*WORK TO BE COMPLETED*
The word to find is "chevron". Copy each line of the material that contains it.

*PROVIDED DATA*

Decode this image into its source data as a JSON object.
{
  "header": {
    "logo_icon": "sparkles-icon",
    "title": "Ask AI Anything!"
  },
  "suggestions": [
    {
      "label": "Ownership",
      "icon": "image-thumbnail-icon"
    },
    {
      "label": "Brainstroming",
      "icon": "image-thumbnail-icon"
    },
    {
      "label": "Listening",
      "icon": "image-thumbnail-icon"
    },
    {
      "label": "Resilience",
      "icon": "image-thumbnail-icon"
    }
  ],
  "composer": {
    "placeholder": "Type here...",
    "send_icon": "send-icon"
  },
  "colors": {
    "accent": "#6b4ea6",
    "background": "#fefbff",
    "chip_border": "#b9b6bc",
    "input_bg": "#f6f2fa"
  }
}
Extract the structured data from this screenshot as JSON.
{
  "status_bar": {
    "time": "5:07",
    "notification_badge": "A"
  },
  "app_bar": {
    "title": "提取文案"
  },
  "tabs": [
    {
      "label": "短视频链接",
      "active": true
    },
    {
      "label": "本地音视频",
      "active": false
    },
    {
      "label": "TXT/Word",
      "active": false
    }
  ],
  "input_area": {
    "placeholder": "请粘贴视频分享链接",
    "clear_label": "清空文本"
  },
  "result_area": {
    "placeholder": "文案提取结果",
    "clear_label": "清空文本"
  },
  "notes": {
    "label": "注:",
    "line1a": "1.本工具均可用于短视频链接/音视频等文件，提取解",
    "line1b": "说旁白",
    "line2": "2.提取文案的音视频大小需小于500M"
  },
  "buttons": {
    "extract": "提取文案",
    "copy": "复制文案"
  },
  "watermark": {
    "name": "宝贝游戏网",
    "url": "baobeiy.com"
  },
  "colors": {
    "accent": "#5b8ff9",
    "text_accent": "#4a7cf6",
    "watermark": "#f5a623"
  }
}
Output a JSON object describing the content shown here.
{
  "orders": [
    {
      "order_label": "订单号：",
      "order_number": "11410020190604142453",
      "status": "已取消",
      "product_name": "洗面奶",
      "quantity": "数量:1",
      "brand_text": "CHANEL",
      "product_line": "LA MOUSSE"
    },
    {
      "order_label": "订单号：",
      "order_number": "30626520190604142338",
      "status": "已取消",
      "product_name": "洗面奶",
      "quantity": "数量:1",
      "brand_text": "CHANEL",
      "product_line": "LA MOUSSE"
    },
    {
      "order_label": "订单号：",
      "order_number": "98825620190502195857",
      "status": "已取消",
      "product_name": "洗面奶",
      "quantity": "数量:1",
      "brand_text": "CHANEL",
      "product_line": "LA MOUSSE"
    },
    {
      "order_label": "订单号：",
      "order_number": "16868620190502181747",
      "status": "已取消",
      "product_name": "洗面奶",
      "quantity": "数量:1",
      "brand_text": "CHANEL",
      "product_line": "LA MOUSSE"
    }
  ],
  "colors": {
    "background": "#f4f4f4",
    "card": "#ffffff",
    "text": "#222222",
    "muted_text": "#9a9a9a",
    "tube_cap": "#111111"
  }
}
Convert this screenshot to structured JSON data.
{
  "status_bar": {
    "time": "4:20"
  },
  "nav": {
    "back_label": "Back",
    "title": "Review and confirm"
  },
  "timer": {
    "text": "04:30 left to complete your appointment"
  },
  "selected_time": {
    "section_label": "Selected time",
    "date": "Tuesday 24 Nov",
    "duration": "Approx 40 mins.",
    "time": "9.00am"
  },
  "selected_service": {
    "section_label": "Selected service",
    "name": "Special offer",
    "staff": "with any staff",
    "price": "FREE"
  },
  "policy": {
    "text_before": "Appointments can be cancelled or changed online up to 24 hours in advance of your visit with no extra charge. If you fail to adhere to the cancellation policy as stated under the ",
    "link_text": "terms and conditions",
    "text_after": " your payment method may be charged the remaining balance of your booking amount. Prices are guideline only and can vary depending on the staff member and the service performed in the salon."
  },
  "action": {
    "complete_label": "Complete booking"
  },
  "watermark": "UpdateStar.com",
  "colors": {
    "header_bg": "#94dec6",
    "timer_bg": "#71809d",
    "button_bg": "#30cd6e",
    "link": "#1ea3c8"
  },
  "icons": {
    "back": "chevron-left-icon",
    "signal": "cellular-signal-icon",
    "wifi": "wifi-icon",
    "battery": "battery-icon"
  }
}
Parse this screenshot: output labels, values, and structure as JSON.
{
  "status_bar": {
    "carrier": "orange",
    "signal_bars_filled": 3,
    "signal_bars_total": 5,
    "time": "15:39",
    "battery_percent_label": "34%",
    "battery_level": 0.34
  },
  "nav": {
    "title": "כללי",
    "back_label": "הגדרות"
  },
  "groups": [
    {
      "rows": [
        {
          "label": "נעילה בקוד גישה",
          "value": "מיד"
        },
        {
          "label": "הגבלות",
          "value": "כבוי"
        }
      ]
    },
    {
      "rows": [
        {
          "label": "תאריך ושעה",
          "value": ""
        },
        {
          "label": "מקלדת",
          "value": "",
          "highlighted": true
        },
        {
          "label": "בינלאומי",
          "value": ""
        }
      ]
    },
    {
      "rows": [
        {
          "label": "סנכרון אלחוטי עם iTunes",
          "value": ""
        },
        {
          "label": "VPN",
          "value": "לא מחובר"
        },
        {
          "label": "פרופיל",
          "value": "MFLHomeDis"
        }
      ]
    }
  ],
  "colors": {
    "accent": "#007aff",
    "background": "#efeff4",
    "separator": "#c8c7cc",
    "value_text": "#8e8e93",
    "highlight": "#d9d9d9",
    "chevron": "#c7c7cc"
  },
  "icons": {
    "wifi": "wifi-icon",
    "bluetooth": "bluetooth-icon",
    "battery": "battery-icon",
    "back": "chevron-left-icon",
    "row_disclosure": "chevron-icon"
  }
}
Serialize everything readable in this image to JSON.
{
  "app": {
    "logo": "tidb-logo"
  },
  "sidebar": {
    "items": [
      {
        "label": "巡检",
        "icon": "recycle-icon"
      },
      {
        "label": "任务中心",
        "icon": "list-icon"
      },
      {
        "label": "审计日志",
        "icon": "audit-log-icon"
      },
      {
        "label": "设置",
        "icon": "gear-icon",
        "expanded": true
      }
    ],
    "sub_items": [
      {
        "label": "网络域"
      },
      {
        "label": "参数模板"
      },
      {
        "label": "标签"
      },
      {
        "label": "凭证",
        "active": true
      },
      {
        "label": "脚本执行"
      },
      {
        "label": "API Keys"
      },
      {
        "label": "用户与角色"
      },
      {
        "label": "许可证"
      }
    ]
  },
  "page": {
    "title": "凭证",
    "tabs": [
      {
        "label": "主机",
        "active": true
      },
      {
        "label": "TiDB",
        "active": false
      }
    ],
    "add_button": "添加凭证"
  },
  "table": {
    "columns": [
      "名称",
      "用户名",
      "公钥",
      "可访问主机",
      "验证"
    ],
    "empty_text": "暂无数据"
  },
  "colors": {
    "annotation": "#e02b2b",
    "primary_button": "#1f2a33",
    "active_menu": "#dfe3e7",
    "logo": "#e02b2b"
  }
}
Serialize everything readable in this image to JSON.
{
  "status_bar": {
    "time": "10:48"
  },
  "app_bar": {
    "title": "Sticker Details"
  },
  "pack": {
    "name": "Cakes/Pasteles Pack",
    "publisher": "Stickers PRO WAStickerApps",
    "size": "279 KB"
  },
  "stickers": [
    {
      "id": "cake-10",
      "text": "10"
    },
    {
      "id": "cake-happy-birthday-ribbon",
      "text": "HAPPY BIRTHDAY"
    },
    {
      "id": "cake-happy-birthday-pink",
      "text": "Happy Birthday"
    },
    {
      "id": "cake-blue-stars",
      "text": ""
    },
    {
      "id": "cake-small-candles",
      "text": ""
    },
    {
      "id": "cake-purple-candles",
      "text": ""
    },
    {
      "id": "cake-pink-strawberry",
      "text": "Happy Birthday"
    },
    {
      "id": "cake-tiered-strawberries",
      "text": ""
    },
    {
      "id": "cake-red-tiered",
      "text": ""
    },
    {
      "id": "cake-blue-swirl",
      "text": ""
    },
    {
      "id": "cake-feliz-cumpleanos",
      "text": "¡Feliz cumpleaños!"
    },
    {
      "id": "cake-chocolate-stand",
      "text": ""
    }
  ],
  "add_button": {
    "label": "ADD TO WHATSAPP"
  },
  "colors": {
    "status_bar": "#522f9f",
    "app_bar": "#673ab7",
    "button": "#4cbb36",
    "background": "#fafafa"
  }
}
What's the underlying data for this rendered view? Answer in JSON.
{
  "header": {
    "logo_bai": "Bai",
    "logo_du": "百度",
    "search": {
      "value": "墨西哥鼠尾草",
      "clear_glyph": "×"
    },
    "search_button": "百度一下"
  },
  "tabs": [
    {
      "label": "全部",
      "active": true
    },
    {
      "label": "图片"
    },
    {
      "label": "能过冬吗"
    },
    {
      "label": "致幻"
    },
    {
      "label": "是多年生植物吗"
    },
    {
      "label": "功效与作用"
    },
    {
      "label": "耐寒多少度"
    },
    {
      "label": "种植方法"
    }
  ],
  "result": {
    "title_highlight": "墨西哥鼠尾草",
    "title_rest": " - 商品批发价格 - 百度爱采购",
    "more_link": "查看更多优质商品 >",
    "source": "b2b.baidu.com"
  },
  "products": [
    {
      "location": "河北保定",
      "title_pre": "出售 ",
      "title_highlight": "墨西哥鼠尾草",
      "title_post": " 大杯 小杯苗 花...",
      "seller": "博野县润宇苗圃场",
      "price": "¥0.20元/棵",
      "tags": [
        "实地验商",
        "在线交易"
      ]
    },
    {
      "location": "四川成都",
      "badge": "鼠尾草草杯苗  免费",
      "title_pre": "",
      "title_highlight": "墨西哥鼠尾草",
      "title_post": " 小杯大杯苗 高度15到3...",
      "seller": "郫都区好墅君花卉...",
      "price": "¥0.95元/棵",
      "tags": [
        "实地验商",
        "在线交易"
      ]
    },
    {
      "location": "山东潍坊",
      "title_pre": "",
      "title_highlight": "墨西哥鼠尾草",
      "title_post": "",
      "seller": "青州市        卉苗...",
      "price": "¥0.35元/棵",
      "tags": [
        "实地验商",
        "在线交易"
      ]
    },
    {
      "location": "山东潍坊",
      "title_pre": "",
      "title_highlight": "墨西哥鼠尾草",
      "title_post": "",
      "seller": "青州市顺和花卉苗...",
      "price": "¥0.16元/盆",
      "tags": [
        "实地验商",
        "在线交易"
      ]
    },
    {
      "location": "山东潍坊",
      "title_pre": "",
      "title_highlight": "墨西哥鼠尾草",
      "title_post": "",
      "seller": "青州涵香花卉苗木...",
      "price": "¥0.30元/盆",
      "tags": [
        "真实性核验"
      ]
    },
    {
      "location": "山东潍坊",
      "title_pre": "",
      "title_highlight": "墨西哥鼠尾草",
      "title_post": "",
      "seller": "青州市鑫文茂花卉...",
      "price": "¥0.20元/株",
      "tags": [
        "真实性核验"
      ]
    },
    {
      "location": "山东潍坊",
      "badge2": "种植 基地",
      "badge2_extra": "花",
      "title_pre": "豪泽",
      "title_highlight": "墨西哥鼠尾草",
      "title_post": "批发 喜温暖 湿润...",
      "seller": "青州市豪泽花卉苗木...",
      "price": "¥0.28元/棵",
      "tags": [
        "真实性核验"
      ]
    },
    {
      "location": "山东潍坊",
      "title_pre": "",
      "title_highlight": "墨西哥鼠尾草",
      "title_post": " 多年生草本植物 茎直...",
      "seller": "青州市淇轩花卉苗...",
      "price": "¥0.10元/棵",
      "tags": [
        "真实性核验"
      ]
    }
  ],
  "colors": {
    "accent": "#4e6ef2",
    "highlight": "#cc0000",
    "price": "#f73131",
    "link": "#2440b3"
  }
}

*COMPLETED EXERCISE*
    "back": "chevron-left-icon",
    "chevron": "#c7c7cc"
    "back": "chevron-left-icon",
    "row_disclosure": "chevron-icon"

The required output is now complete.